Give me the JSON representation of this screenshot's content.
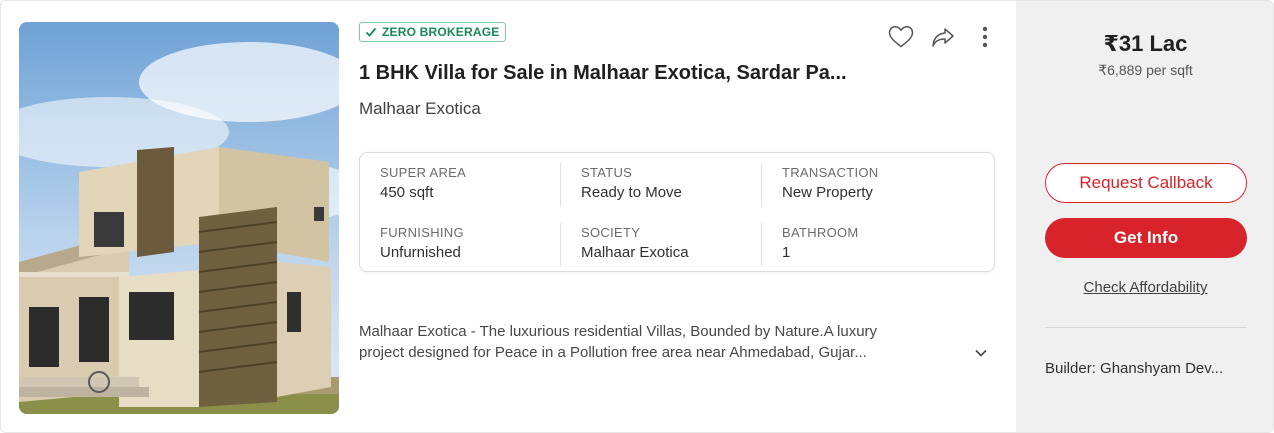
{
  "badge": {
    "label": "ZERO BROKERAGE",
    "icon": "check-icon"
  },
  "listing": {
    "title": "1 BHK Villa for Sale in Malhaar Exotica, Sardar Pa...",
    "project": "Malhaar Exotica",
    "image_icon": "property-photo"
  },
  "actions": {
    "icons": [
      "heart-icon",
      "share-icon",
      "more-vertical-icon"
    ]
  },
  "summary": [
    {
      "label": "SUPER AREA",
      "value": "450 sqft"
    },
    {
      "label": "STATUS",
      "value": "Ready to Move"
    },
    {
      "label": "TRANSACTION",
      "value": "New Property"
    },
    {
      "label": "FURNISHING",
      "value": "Unfurnished"
    },
    {
      "label": "SOCIETY",
      "value": "Malhaar Exotica"
    },
    {
      "label": "BATHROOM",
      "value": "1"
    }
  ],
  "description": {
    "line1": "Malhaar Exotica - The luxurious residential Villas, Bounded by Nature.A luxury",
    "line2": "project designed for Peace in a Pollution free area near Ahmedabad, Gujar...",
    "expand_icon": "chevron-down-icon"
  },
  "pricing": {
    "price": "₹31 Lac",
    "per_sqft": "₹6,889 per sqft"
  },
  "cta": {
    "callback": "Request Callback",
    "info": "Get Info",
    "affordability": "Check Affordability"
  },
  "builder": "Builder: Ghanshyam Dev...",
  "colors": {
    "accent": "#d8232a",
    "badge": "#168a56",
    "side_bg": "#f0f0f0"
  }
}
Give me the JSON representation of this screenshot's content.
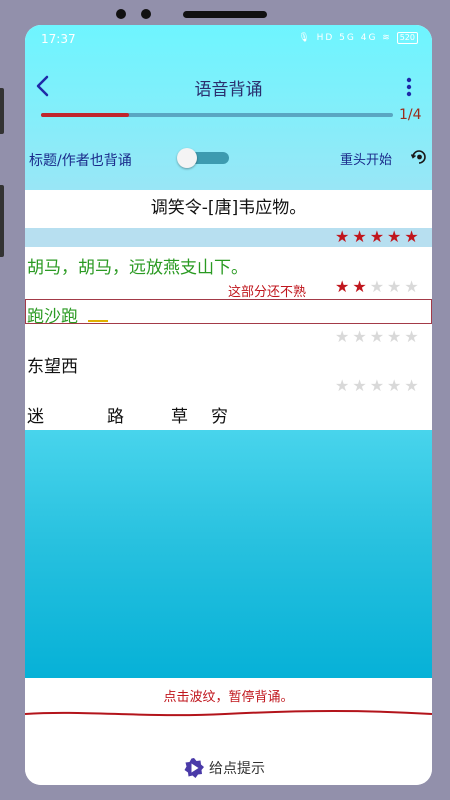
{
  "status": {
    "time": "17:37",
    "icons": "🎙 HD 5G 4G ≋",
    "battery": "520"
  },
  "header": {
    "title": "语音背诵",
    "progress_text": "1/4",
    "progress_fraction": 0.25
  },
  "options": {
    "toggle_label": "标题/作者也背诵",
    "toggle_on": false,
    "restart_label": "重头开始"
  },
  "poem": {
    "title": "调笑令-[唐]韦应物。",
    "title_stars": 5,
    "line1": {
      "text": "胡马，胡马，远放燕支山下。",
      "stars": 2,
      "hint": "这部分还不熟"
    },
    "input": {
      "value": "跑沙跑",
      "stars": 0
    },
    "line3": {
      "text": "东望西",
      "stars": 0
    },
    "line4": {
      "chars": [
        "迷",
        "路",
        "草",
        "穷"
      ]
    }
  },
  "footer": {
    "pause_hint": "点击波纹，暂停背诵。",
    "hint_button": "给点提示"
  },
  "colors": {
    "accent_red": "#c0161d",
    "green_text": "#2a9a22",
    "navy": "#1a2a8a",
    "cyan": "#06b1d7"
  },
  "icons": {
    "back": "chevron-left-icon",
    "more": "more-vertical-icon",
    "restart": "eye-refresh-icon",
    "hint": "play-hint-icon"
  }
}
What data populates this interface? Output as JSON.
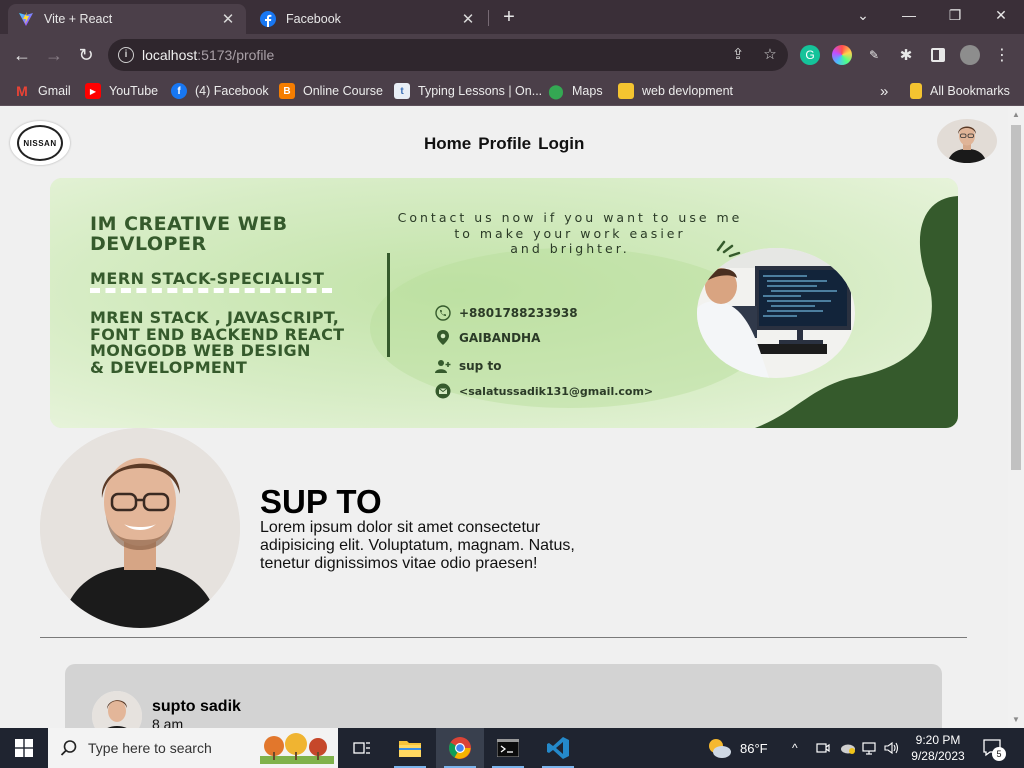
{
  "browser": {
    "tabs": [
      {
        "title": "Vite + React",
        "active": true
      },
      {
        "title": "Facebook",
        "active": false
      }
    ],
    "new_tab": "+",
    "window_controls": {
      "minimize": "—",
      "restore": "❐",
      "close": "✕"
    },
    "url": {
      "host": "localhost",
      "rest": ":5173/profile"
    },
    "bookmarks": [
      {
        "label": "Gmail",
        "icon": "gmail-icon",
        "color": "#ea4335"
      },
      {
        "label": "YouTube",
        "icon": "youtube-icon",
        "color": "#ff0000"
      },
      {
        "label": "(4) Facebook",
        "icon": "facebook-icon",
        "color": "#1877f2"
      },
      {
        "label": "Online Course",
        "icon": "blogger-icon",
        "color": "#f57d00"
      },
      {
        "label": "Typing Lessons | On...",
        "icon": "typing-icon",
        "color": "#5b8fd6"
      },
      {
        "label": "Maps",
        "icon": "maps-icon",
        "color": "#34a853"
      },
      {
        "label": "web devlopment",
        "icon": "folder-icon",
        "color": "#f4c430"
      }
    ],
    "bookmarks_overflow": "»",
    "all_bookmarks": "All Bookmarks"
  },
  "site": {
    "logo_text": "NISSAN",
    "nav": [
      "Home",
      "Profile",
      "Login"
    ],
    "banner": {
      "headline_1": "IM CREATIVE WEB",
      "headline_2": "DEVLOPER",
      "specialist": "MERN STACK-SPECIALIST",
      "skills": [
        "MREN STACK , JAVASCRIPT,",
        "FONT END BACKEND REACT",
        "MONGODB WEB DESIGN",
        "& DEVELOPMENT"
      ],
      "contact_lines": [
        "Contact us now if you want to use me",
        "to make your work easier",
        "and brighter."
      ],
      "phone": "+8801788233938",
      "location": "GAIBANDHA",
      "name": "sup to",
      "email": "<salatussadik131@gmail.com>",
      "colors": {
        "bg": "#d8ecc7",
        "dark_green": "#355a2c"
      }
    },
    "profile": {
      "name": "SUP TO",
      "bio": "Lorem ipsum dolor sit amet consectetur adipisicing elit. Voluptatum, magnam. Natus, tenetur dignissimos vitae odio praesen!"
    },
    "post": {
      "user": "supto sadik",
      "time": "8 am"
    }
  },
  "taskbar": {
    "search_placeholder": "Type here to search",
    "weather": "86°F",
    "time": "9:20 PM",
    "date": "9/28/2023",
    "notifications": "5"
  }
}
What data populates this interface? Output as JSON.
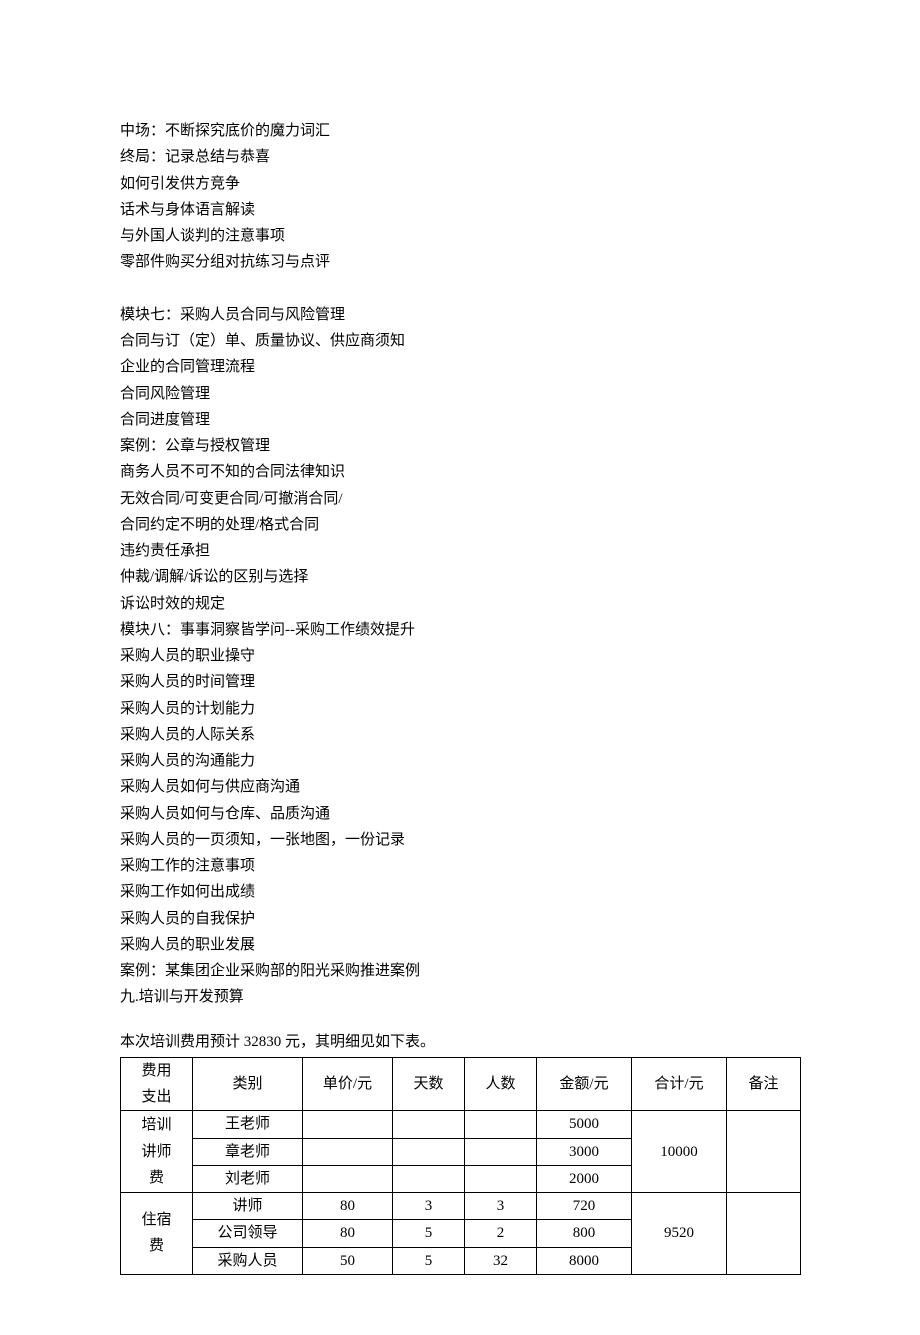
{
  "lines_block1": [
    "中场：不断探究底价的魔力词汇",
    "终局：记录总结与恭喜",
    "如何引发供方竞争",
    "话术与身体语言解读",
    "与外国人谈判的注意事项",
    "零部件购买分组对抗练习与点评"
  ],
  "lines_block2": [
    "模块七：采购人员合同与风险管理",
    "合同与订（定）单、质量协议、供应商须知",
    "企业的合同管理流程",
    "合同风险管理",
    "合同进度管理",
    "案例：公章与授权管理",
    "商务人员不可不知的合同法律知识",
    "无效合同/可变更合同/可撤消合同/",
    "合同约定不明的处理/格式合同",
    "违约责任承担",
    "仲裁/调解/诉讼的区别与选择",
    "诉讼时效的规定",
    "模块八：事事洞察皆学问--采购工作绩效提升",
    "采购人员的职业操守",
    "采购人员的时间管理",
    "采购人员的计划能力",
    "采购人员的人际关系",
    "采购人员的沟通能力",
    "采购人员如何与供应商沟通",
    "采购人员如何与仓库、品质沟通",
    "采购人员的一页须知，一张地图，一份记录",
    "采购工作的注意事项",
    "采购工作如何出成绩",
    "采购人员的自我保护",
    "采购人员的职业发展",
    "案例：某集团企业采购部的阳光采购推进案例",
    "九.培训与开发预算"
  ],
  "budget_summary": "本次培训费用预计 32830 元，其明细见如下表。",
  "table": {
    "headers": {
      "c0a": "费用",
      "c0b": "支出",
      "c1": "类别",
      "c2": "单价/元",
      "c3": "天数",
      "c4": "人数",
      "c5": "金额/元",
      "c6": "合计/元",
      "c7": "备注"
    },
    "groups": [
      {
        "labelA": "培训",
        "labelB": "讲师",
        "labelC": "费",
        "subtotal": "10000",
        "rows": [
          {
            "cat": "王老师",
            "unit": "",
            "days": "",
            "ppl": "",
            "amount": "5000"
          },
          {
            "cat": "章老师",
            "unit": "",
            "days": "",
            "ppl": "",
            "amount": "3000"
          },
          {
            "cat": "刘老师",
            "unit": "",
            "days": "",
            "ppl": "",
            "amount": "2000"
          }
        ]
      },
      {
        "labelA": "住宿",
        "labelB": "费",
        "labelC": "",
        "subtotal": "9520",
        "rows": [
          {
            "cat": "讲师",
            "unit": "80",
            "days": "3",
            "ppl": "3",
            "amount": "720"
          },
          {
            "cat": "公司领导",
            "unit": "80",
            "days": "5",
            "ppl": "2",
            "amount": "800"
          },
          {
            "cat": "采购人员",
            "unit": "50",
            "days": "5",
            "ppl": "32",
            "amount": "8000"
          }
        ]
      }
    ]
  }
}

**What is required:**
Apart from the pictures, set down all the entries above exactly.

**Final answer:**
Give me the JSON representation of this screenshot's content.
{
  "badge": {
    "label": "ZERO BROKERAGE",
    "icon": "check-icon"
  },
  "listing": {
    "title": "1 BHK Villa for Sale in Malhaar Exotica, Sardar Pa...",
    "project": "Malhaar Exotica",
    "image_icon": "property-photo"
  },
  "actions": {
    "icons": [
      "heart-icon",
      "share-icon",
      "more-vertical-icon"
    ]
  },
  "summary": [
    {
      "label": "SUPER AREA",
      "value": "450 sqft"
    },
    {
      "label": "STATUS",
      "value": "Ready to Move"
    },
    {
      "label": "TRANSACTION",
      "value": "New Property"
    },
    {
      "label": "FURNISHING",
      "value": "Unfurnished"
    },
    {
      "label": "SOCIETY",
      "value": "Malhaar Exotica"
    },
    {
      "label": "BATHROOM",
      "value": "1"
    }
  ],
  "description": {
    "line1": "Malhaar Exotica - The luxurious residential Villas, Bounded by Nature.A luxury",
    "line2": "project designed for Peace in a Pollution free area near Ahmedabad, Gujar...",
    "expand_icon": "chevron-down-icon"
  },
  "pricing": {
    "price": "₹31 Lac",
    "per_sqft": "₹6,889 per sqft"
  },
  "cta": {
    "callback": "Request Callback",
    "info": "Get Info",
    "affordability": "Check Affordability"
  },
  "builder": "Builder: Ghanshyam Dev...",
  "colors": {
    "accent": "#d8232a",
    "badge": "#168a56",
    "side_bg": "#f0f0f0"
  }
}
Give me the JSON representation of this screenshot's content.
{
  "status": {
    "time": "17:37",
    "icons": "🎙 HD 5G 4G ≋",
    "battery": "520"
  },
  "header": {
    "title": "语音背诵",
    "progress_text": "1/4",
    "progress_fraction": 0.25
  },
  "options": {
    "toggle_label": "标题/作者也背诵",
    "toggle_on": false,
    "restart_label": "重头开始"
  },
  "poem": {
    "title": "调笑令-[唐]韦应物。",
    "title_stars": 5,
    "line1": {
      "text": "胡马，胡马，远放燕支山下。",
      "stars": 2,
      "hint": "这部分还不熟"
    },
    "input": {
      "value": "跑沙跑",
      "stars": 0
    },
    "line3": {
      "text": "东望西",
      "stars": 0
    },
    "line4": {
      "chars": [
        "迷",
        "路",
        "草",
        "穷"
      ]
    }
  },
  "footer": {
    "pause_hint": "点击波纹，暂停背诵。",
    "hint_button": "给点提示"
  },
  "colors": {
    "accent_red": "#c0161d",
    "green_text": "#2a9a22",
    "navy": "#1a2a8a",
    "cyan": "#06b1d7"
  },
  "icons": {
    "back": "chevron-left-icon",
    "more": "more-vertical-icon",
    "restart": "eye-refresh-icon",
    "hint": "play-hint-icon"
  }
}
What data populates this interface? Output as JSON.
{
  "browser": {
    "tabs": [
      {
        "title": "Vite + React",
        "active": true
      },
      {
        "title": "Facebook",
        "active": false
      }
    ],
    "new_tab": "+",
    "window_controls": {
      "minimize": "—",
      "restore": "❐",
      "close": "✕"
    },
    "url": {
      "host": "localhost",
      "rest": ":5173/profile"
    },
    "bookmarks": [
      {
        "label": "Gmail",
        "icon": "gmail-icon",
        "color": "#ea4335"
      },
      {
        "label": "YouTube",
        "icon": "youtube-icon",
        "color": "#ff0000"
      },
      {
        "label": "(4) Facebook",
        "icon": "facebook-icon",
        "color": "#1877f2"
      },
      {
        "label": "Online Course",
        "icon": "blogger-icon",
        "color": "#f57d00"
      },
      {
        "label": "Typing Lessons | On...",
        "icon": "typing-icon",
        "color": "#5b8fd6"
      },
      {
        "label": "Maps",
        "icon": "maps-icon",
        "color": "#34a853"
      },
      {
        "label": "web devlopment",
        "icon": "folder-icon",
        "color": "#f4c430"
      }
    ],
    "bookmarks_overflow": "»",
    "all_bookmarks": "All Bookmarks"
  },
  "site": {
    "logo_text": "NISSAN",
    "nav": [
      "Home",
      "Profile",
      "Login"
    ],
    "banner": {
      "headline_1": "IM CREATIVE WEB",
      "headline_2": "DEVLOPER",
      "specialist": "MERN STACK-SPECIALIST",
      "skills": [
        "MREN STACK , JAVASCRIPT,",
        "FONT END BACKEND REACT",
        "MONGODB WEB DESIGN",
        "& DEVELOPMENT"
      ],
      "contact_lines": [
        "Contact us now if you want to use me",
        "to make your work easier",
        "and brighter."
      ],
      "phone": "+8801788233938",
      "location": "GAIBANDHA",
      "name": "sup to",
      "email": "<salatussadik131@gmail.com>",
      "colors": {
        "bg": "#d8ecc7",
        "dark_green": "#355a2c"
      }
    },
    "profile": {
      "name": "SUP TO",
      "bio": "Lorem ipsum dolor sit amet consectetur adipisicing elit. Voluptatum, magnam. Natus, tenetur dignissimos vitae odio praesen!"
    },
    "post": {
      "user": "supto sadik",
      "time": "8 am"
    }
  },
  "taskbar": {
    "search_placeholder": "Type here to search",
    "weather": "86°F",
    "time": "9:20 PM",
    "date": "9/28/2023",
    "notifications": "5"
  }
}
What data populates this interface? Output as JSON.
{
  "lines_block1": [
    "中场：不断探究底价的魔力词汇",
    "终局：记录总结与恭喜",
    "如何引发供方竞争",
    "话术与身体语言解读",
    "与外国人谈判的注意事项",
    "零部件购买分组对抗练习与点评"
  ],
  "lines_block2": [
    "模块七：采购人员合同与风险管理",
    "合同与订（定）单、质量协议、供应商须知",
    "企业的合同管理流程",
    "合同风险管理",
    "合同进度管理",
    "案例：公章与授权管理",
    "商务人员不可不知的合同法律知识",
    "无效合同/可变更合同/可撤消合同/",
    "合同约定不明的处理/格式合同",
    "违约责任承担",
    "仲裁/调解/诉讼的区别与选择",
    "诉讼时效的规定",
    "模块八：事事洞察皆学问--采购工作绩效提升",
    "采购人员的职业操守",
    "采购人员的时间管理",
    "采购人员的计划能力",
    "采购人员的人际关系",
    "采购人员的沟通能力",
    "采购人员如何与供应商沟通",
    "采购人员如何与仓库、品质沟通",
    "采购人员的一页须知，一张地图，一份记录",
    "采购工作的注意事项",
    "采购工作如何出成绩",
    "采购人员的自我保护",
    "采购人员的职业发展",
    "案例：某集团企业采购部的阳光采购推进案例",
    "九.培训与开发预算"
  ],
  "budget_summary": "本次培训费用预计 32830 元，其明细见如下表。",
  "table": {
    "headers": {
      "c0a": "费用",
      "c0b": "支出",
      "c1": "类别",
      "c2": "单价/元",
      "c3": "天数",
      "c4": "人数",
      "c5": "金额/元",
      "c6": "合计/元",
      "c7": "备注"
    },
    "groups": [
      {
        "labelA": "培训",
        "labelB": "讲师",
        "labelC": "费",
        "subtotal": "10000",
        "rows": [
          {
            "cat": "王老师",
            "unit": "",
            "days": "",
            "ppl": "",
            "amount": "5000"
          },
          {
            "cat": "章老师",
            "unit": "",
            "days": "",
            "ppl": "",
            "amount": "3000"
          },
          {
            "cat": "刘老师",
            "unit": "",
            "days": "",
            "ppl": "",
            "amount": "2000"
          }
        ]
      },
      {
        "labelA": "住宿",
        "labelB": "费",
        "labelC": "",
        "subtotal": "9520",
        "rows": [
          {
            "cat": "讲师",
            "unit": "80",
            "days": "3",
            "ppl": "3",
            "amount": "720"
          },
          {
            "cat": "公司领导",
            "unit": "80",
            "days": "5",
            "ppl": "2",
            "amount": "800"
          },
          {
            "cat": "采购人员",
            "unit": "50",
            "days": "5",
            "ppl": "32",
            "amount": "8000"
          }
        ]
      }
    ]
  }
}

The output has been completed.